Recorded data

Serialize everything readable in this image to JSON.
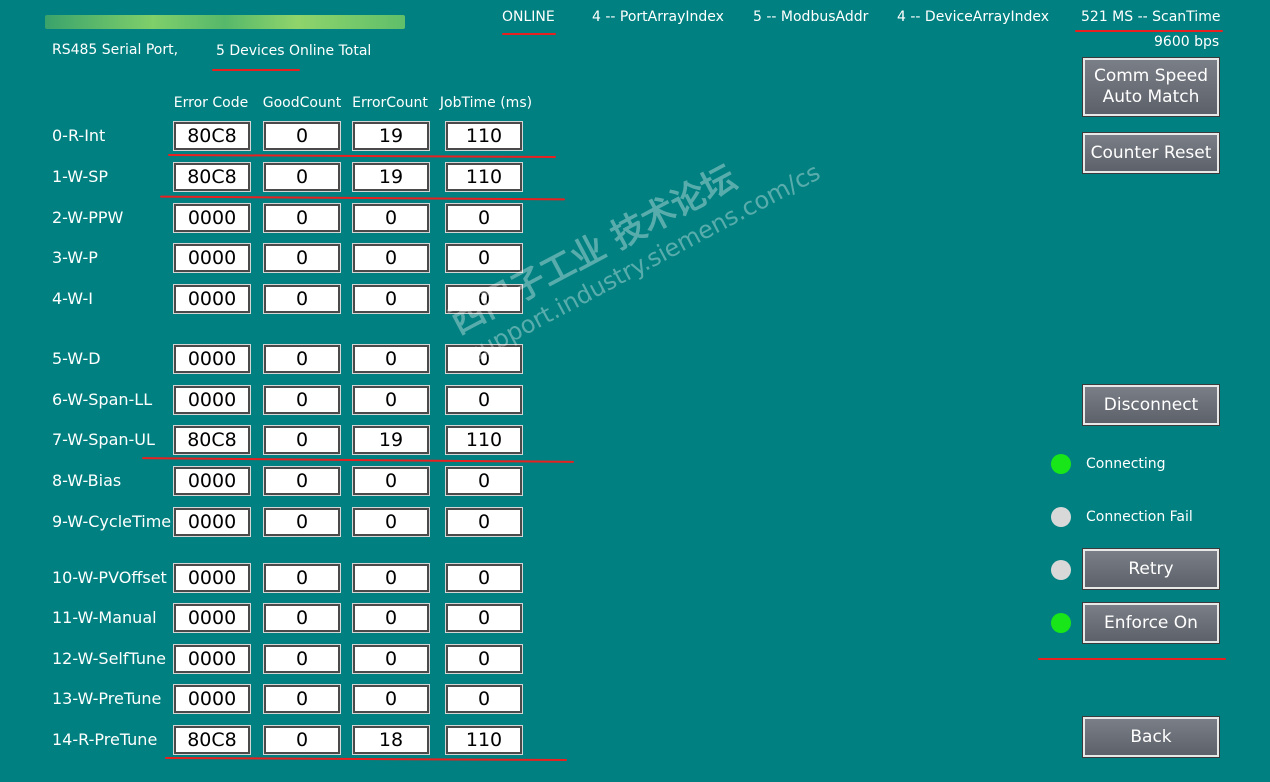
{
  "header": {
    "port_text": "RS485 Serial Port,",
    "devices_online": "5 Devices Online Total",
    "status": "ONLINE",
    "port_array_index": "4 -- PortArrayIndex",
    "modbus_addr": "5 -- ModbusAddr",
    "device_array_index": "4 -- DeviceArrayIndex",
    "scan_time": "521 MS -- ScanTime",
    "baud": "9600 bps"
  },
  "columns": [
    "Error Code",
    "GoodCount",
    "ErrorCount",
    "JobTime (ms)"
  ],
  "rows": [
    {
      "label": "0-R-Int",
      "values": [
        "80C8",
        "0",
        "19",
        "110"
      ]
    },
    {
      "label": "1-W-SP",
      "values": [
        "80C8",
        "0",
        "19",
        "110"
      ]
    },
    {
      "label": "2-W-PPW",
      "values": [
        "0000",
        "0",
        "0",
        "0"
      ]
    },
    {
      "label": "3-W-P",
      "values": [
        "0000",
        "0",
        "0",
        "0"
      ]
    },
    {
      "label": "4-W-I",
      "values": [
        "0000",
        "0",
        "0",
        "0"
      ]
    },
    {
      "label": "5-W-D",
      "values": [
        "0000",
        "0",
        "0",
        "0"
      ]
    },
    {
      "label": "6-W-Span-LL",
      "values": [
        "0000",
        "0",
        "0",
        "0"
      ]
    },
    {
      "label": "7-W-Span-UL",
      "values": [
        "80C8",
        "0",
        "19",
        "110"
      ]
    },
    {
      "label": "8-W-Bias",
      "values": [
        "0000",
        "0",
        "0",
        "0"
      ]
    },
    {
      "label": "9-W-CycleTime",
      "values": [
        "0000",
        "0",
        "0",
        "0"
      ]
    },
    {
      "label": "10-W-PVOffset",
      "values": [
        "0000",
        "0",
        "0",
        "0"
      ]
    },
    {
      "label": "11-W-Manual",
      "values": [
        "0000",
        "0",
        "0",
        "0"
      ]
    },
    {
      "label": "12-W-SelfTune",
      "values": [
        "0000",
        "0",
        "0",
        "0"
      ]
    },
    {
      "label": "13-W-PreTune",
      "values": [
        "0000",
        "0",
        "0",
        "0"
      ]
    },
    {
      "label": "14-R-PreTune",
      "values": [
        "80C8",
        "0",
        "18",
        "110"
      ]
    }
  ],
  "buttons": {
    "comm_speed": "Comm Speed\nAuto Match",
    "counter_reset": "Counter Reset",
    "disconnect": "Disconnect",
    "retry": "Retry",
    "enforce_on": "Enforce On",
    "back": "Back"
  },
  "indicators": {
    "connecting": {
      "label": "Connecting",
      "state": "on"
    },
    "connection_fail": {
      "label": "Connection Fail",
      "state": "off"
    },
    "retry": {
      "state": "off"
    },
    "enforce": {
      "state": "on"
    }
  },
  "watermark": {
    "line1": "西门子工业 技术论坛",
    "line2": "support.industry.siemens.com/cs"
  },
  "colors": {
    "background": "#008080",
    "lamp_on": "#19e619",
    "lamp_off": "#d8d8d8",
    "annotation": "#e82020"
  }
}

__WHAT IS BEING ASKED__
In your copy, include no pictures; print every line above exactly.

__SOLUTION TO THE EXERCISE__
Serialize everything readable in this image to JSON.
{
  "header": {
    "port_text": "RS485 Serial Port,",
    "devices_online": "5 Devices Online Total",
    "status": "ONLINE",
    "port_array_index": "4 -- PortArrayIndex",
    "modbus_addr": "5 -- ModbusAddr",
    "device_array_index": "4 -- DeviceArrayIndex",
    "scan_time": "521 MS -- ScanTime",
    "baud": "9600 bps"
  },
  "columns": [
    "Error Code",
    "GoodCount",
    "ErrorCount",
    "JobTime (ms)"
  ],
  "rows": [
    {
      "label": "0-R-Int",
      "values": [
        "80C8",
        "0",
        "19",
        "110"
      ]
    },
    {
      "label": "1-W-SP",
      "values": [
        "80C8",
        "0",
        "19",
        "110"
      ]
    },
    {
      "label": "2-W-PPW",
      "values": [
        "0000",
        "0",
        "0",
        "0"
      ]
    },
    {
      "label": "3-W-P",
      "values": [
        "0000",
        "0",
        "0",
        "0"
      ]
    },
    {
      "label": "4-W-I",
      "values": [
        "0000",
        "0",
        "0",
        "0"
      ]
    },
    {
      "label": "5-W-D",
      "values": [
        "0000",
        "0",
        "0",
        "0"
      ]
    },
    {
      "label": "6-W-Span-LL",
      "values": [
        "0000",
        "0",
        "0",
        "0"
      ]
    },
    {
      "label": "7-W-Span-UL",
      "values": [
        "80C8",
        "0",
        "19",
        "110"
      ]
    },
    {
      "label": "8-W-Bias",
      "values": [
        "0000",
        "0",
        "0",
        "0"
      ]
    },
    {
      "label": "9-W-CycleTime",
      "values": [
        "0000",
        "0",
        "0",
        "0"
      ]
    },
    {
      "label": "10-W-PVOffset",
      "values": [
        "0000",
        "0",
        "0",
        "0"
      ]
    },
    {
      "label": "11-W-Manual",
      "values": [
        "0000",
        "0",
        "0",
        "0"
      ]
    },
    {
      "label": "12-W-SelfTune",
      "values": [
        "0000",
        "0",
        "0",
        "0"
      ]
    },
    {
      "label": "13-W-PreTune",
      "values": [
        "0000",
        "0",
        "0",
        "0"
      ]
    },
    {
      "label": "14-R-PreTune",
      "values": [
        "80C8",
        "0",
        "18",
        "110"
      ]
    }
  ],
  "buttons": {
    "comm_speed": "Comm Speed\nAuto Match",
    "counter_reset": "Counter Reset",
    "disconnect": "Disconnect",
    "retry": "Retry",
    "enforce_on": "Enforce On",
    "back": "Back"
  },
  "indicators": {
    "connecting": {
      "label": "Connecting",
      "state": "on"
    },
    "connection_fail": {
      "label": "Connection Fail",
      "state": "off"
    },
    "retry": {
      "state": "off"
    },
    "enforce": {
      "state": "on"
    }
  },
  "watermark": {
    "line1": "西门子工业 技术论坛",
    "line2": "support.industry.siemens.com/cs"
  },
  "colors": {
    "background": "#008080",
    "lamp_on": "#19e619",
    "lamp_off": "#d8d8d8",
    "annotation": "#e82020"
  }
}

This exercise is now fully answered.